Start of Dataset records

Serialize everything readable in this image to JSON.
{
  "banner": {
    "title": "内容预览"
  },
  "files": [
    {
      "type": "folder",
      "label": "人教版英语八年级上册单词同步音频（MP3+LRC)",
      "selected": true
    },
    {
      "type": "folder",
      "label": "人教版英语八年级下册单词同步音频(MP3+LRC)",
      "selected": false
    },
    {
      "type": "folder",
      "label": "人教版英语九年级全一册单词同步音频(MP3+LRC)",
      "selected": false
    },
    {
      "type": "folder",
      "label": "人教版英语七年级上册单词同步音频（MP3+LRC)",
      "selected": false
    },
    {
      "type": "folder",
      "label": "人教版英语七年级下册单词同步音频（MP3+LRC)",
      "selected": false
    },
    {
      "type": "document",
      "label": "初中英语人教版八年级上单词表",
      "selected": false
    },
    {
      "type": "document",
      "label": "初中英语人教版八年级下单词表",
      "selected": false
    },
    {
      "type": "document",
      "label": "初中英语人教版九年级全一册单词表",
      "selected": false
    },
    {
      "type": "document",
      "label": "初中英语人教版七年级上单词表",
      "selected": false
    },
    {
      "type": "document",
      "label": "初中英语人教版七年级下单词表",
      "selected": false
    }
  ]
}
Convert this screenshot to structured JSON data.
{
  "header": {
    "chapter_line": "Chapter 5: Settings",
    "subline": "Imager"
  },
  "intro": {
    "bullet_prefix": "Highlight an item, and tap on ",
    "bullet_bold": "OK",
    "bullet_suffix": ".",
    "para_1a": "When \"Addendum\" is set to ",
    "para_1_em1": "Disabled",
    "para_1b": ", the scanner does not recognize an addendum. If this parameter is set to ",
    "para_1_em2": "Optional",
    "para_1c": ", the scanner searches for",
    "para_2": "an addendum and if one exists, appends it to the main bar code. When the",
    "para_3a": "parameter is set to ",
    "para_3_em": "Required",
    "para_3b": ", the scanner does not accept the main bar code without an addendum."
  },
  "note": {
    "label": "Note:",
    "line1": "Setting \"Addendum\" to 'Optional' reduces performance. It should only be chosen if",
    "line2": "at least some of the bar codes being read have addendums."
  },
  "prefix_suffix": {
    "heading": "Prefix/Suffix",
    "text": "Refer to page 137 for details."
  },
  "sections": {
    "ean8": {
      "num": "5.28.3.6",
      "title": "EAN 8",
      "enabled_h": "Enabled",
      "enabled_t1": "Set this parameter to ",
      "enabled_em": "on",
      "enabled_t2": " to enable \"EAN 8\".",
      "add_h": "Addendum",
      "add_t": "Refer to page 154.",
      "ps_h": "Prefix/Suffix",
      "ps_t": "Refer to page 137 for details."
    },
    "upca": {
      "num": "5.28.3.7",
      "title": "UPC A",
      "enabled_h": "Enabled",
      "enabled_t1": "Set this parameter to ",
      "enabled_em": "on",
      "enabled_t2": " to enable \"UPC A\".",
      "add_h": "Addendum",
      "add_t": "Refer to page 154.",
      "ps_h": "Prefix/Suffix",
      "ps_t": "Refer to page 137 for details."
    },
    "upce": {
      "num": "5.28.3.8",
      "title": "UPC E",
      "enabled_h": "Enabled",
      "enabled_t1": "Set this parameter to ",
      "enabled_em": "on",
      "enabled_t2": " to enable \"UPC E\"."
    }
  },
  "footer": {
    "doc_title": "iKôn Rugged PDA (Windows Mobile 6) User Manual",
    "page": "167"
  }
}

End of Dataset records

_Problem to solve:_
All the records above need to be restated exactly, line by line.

_Reply:_
Serialize everything readable in this image to JSON.
{
  "banner": {
    "title": "内容预览"
  },
  "files": [
    {
      "type": "folder",
      "label": "人教版英语八年级上册单词同步音频（MP3+LRC)",
      "selected": true
    },
    {
      "type": "folder",
      "label": "人教版英语八年级下册单词同步音频(MP3+LRC)",
      "selected": false
    },
    {
      "type": "folder",
      "label": "人教版英语九年级全一册单词同步音频(MP3+LRC)",
      "selected": false
    },
    {
      "type": "folder",
      "label": "人教版英语七年级上册单词同步音频（MP3+LRC)",
      "selected": false
    },
    {
      "type": "folder",
      "label": "人教版英语七年级下册单词同步音频（MP3+LRC)",
      "selected": false
    },
    {
      "type": "document",
      "label": "初中英语人教版八年级上单词表",
      "selected": false
    },
    {
      "type": "document",
      "label": "初中英语人教版八年级下单词表",
      "selected": false
    },
    {
      "type": "document",
      "label": "初中英语人教版九年级全一册单词表",
      "selected": false
    },
    {
      "type": "document",
      "label": "初中英语人教版七年级上单词表",
      "selected": false
    },
    {
      "type": "document",
      "label": "初中英语人教版七年级下单词表",
      "selected": false
    }
  ]
}
Convert this screenshot to structured JSON data.
{
  "header": {
    "chapter_line": "Chapter 5: Settings",
    "subline": "Imager"
  },
  "intro": {
    "bullet_prefix": "Highlight an item, and tap on ",
    "bullet_bold": "OK",
    "bullet_suffix": ".",
    "para_1a": "When \"Addendum\" is set to ",
    "para_1_em1": "Disabled",
    "para_1b": ", the scanner does not recognize an addendum. If this parameter is set to ",
    "para_1_em2": "Optional",
    "para_1c": ", the scanner searches for",
    "para_2": "an addendum and if one exists, appends it to the main bar code. When the",
    "para_3a": "parameter is set to ",
    "para_3_em": "Required",
    "para_3b": ", the scanner does not accept the main bar code without an addendum."
  },
  "note": {
    "label": "Note:",
    "line1": "Setting \"Addendum\" to 'Optional' reduces performance. It should only be chosen if",
    "line2": "at least some of the bar codes being read have addendums."
  },
  "prefix_suffix": {
    "heading": "Prefix/Suffix",
    "text": "Refer to page 137 for details."
  },
  "sections": {
    "ean8": {
      "num": "5.28.3.6",
      "title": "EAN 8",
      "enabled_h": "Enabled",
      "enabled_t1": "Set this parameter to ",
      "enabled_em": "on",
      "enabled_t2": " to enable \"EAN 8\".",
      "add_h": "Addendum",
      "add_t": "Refer to page 154.",
      "ps_h": "Prefix/Suffix",
      "ps_t": "Refer to page 137 for details."
    },
    "upca": {
      "num": "5.28.3.7",
      "title": "UPC A",
      "enabled_h": "Enabled",
      "enabled_t1": "Set this parameter to ",
      "enabled_em": "on",
      "enabled_t2": " to enable \"UPC A\".",
      "add_h": "Addendum",
      "add_t": "Refer to page 154.",
      "ps_h": "Prefix/Suffix",
      "ps_t": "Refer to page 137 for details."
    },
    "upce": {
      "num": "5.28.3.8",
      "title": "UPC E",
      "enabled_h": "Enabled",
      "enabled_t1": "Set this parameter to ",
      "enabled_em": "on",
      "enabled_t2": " to enable \"UPC E\"."
    }
  },
  "footer": {
    "doc_title": "iKôn Rugged PDA (Windows Mobile 6) User Manual",
    "page": "167"
  }
}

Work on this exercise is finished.